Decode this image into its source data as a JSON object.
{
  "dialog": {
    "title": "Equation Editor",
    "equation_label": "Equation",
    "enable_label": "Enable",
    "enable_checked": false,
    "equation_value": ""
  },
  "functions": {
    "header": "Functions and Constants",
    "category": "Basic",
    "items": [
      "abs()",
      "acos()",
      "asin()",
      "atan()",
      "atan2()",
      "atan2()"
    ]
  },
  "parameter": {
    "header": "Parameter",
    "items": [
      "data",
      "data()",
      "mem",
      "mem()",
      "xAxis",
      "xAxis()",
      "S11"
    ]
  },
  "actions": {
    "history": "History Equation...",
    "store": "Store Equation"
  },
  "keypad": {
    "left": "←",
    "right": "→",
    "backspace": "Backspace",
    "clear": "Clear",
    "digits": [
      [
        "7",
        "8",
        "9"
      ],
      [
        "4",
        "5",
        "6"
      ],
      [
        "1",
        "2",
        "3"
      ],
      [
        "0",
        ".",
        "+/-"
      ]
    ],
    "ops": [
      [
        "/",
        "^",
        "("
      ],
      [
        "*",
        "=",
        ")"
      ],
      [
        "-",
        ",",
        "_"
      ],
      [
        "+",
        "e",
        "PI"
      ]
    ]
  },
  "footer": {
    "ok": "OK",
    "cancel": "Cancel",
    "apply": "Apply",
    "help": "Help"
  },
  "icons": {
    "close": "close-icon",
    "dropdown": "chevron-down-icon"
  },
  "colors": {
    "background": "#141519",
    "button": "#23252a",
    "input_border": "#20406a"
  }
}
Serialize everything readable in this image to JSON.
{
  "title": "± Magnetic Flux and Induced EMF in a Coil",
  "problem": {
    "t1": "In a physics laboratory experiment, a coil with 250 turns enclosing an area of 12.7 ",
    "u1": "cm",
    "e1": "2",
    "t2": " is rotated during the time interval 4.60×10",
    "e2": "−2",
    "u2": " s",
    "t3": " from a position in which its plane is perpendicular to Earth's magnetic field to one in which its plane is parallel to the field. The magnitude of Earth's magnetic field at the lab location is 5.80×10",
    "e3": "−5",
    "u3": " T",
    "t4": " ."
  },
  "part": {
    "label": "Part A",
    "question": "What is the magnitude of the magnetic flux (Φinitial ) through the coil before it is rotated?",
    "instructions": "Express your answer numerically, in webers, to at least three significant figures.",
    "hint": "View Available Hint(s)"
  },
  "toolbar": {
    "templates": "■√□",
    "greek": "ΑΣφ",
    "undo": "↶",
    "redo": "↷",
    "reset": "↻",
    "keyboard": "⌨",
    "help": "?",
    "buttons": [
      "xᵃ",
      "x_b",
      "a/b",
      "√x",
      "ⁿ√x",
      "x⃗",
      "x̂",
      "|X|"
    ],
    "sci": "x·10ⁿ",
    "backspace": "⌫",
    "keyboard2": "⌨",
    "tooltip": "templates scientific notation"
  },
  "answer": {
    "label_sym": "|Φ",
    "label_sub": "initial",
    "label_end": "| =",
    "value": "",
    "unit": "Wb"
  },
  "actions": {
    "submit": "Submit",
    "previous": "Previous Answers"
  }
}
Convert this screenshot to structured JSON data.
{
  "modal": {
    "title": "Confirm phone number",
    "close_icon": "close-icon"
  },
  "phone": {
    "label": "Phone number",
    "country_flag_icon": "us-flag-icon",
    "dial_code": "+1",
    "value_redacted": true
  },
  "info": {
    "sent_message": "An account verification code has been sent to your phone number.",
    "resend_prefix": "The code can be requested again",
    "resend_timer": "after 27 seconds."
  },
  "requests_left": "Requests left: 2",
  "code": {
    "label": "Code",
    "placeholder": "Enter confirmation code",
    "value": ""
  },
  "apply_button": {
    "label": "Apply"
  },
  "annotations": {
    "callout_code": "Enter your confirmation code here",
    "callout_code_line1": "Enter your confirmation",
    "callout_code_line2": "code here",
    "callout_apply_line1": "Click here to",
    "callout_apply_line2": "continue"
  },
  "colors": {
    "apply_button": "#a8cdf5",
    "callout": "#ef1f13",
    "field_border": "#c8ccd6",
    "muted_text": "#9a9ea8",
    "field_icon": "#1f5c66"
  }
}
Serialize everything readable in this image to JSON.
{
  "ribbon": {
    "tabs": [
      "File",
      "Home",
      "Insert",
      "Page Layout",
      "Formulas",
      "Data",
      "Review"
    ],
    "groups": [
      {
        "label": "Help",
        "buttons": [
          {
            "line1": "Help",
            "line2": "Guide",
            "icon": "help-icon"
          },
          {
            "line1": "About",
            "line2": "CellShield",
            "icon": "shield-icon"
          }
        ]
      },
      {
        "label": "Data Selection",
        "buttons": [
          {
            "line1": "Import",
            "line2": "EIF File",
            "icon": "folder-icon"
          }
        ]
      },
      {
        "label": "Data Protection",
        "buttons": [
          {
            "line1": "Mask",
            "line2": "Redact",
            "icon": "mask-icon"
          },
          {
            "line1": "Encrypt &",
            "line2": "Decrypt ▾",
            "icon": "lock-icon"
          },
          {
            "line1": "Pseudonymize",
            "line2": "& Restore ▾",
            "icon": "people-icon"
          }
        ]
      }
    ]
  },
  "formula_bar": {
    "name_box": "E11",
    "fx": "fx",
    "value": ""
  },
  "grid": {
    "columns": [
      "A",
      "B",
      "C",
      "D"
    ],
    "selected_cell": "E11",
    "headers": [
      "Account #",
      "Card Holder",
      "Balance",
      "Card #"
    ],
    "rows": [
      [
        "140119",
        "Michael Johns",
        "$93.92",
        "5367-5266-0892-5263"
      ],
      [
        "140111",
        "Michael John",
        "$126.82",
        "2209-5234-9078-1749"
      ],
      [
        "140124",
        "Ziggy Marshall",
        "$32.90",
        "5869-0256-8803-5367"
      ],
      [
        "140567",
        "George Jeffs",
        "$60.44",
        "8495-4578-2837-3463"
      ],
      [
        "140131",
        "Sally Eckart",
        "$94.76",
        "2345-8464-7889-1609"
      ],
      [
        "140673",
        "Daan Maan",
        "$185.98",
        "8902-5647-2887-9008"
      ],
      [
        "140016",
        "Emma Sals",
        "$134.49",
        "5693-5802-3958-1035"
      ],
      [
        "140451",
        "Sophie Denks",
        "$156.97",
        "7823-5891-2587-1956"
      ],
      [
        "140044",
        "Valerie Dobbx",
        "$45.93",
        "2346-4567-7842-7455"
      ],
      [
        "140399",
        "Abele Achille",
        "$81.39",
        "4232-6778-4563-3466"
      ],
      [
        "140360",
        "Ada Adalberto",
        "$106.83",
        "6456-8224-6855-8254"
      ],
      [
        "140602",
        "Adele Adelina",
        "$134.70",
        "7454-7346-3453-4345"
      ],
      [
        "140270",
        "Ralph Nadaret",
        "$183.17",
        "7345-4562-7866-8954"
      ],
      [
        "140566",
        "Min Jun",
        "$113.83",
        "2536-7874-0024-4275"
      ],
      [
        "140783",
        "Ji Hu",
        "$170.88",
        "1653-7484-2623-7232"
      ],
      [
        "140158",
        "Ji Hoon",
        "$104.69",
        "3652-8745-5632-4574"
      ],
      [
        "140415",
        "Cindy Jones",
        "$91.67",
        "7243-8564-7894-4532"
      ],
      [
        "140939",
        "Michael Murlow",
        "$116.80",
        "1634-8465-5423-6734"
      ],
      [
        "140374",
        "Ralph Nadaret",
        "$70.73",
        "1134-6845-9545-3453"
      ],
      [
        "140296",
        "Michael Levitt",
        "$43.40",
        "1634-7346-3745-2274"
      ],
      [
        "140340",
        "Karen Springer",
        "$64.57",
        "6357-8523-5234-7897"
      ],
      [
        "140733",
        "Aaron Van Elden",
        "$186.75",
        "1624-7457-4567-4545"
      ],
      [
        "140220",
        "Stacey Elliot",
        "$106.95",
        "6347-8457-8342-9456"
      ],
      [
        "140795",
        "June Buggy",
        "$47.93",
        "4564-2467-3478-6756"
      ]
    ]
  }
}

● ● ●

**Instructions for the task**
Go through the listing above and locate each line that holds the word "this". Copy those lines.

**Written response**
Decode this image into its source data as a JSON object.
Serialize everything readable in this image to JSON.
Convert this screenshot to structured JSON data.
Serialize everything readable in this image to JSON.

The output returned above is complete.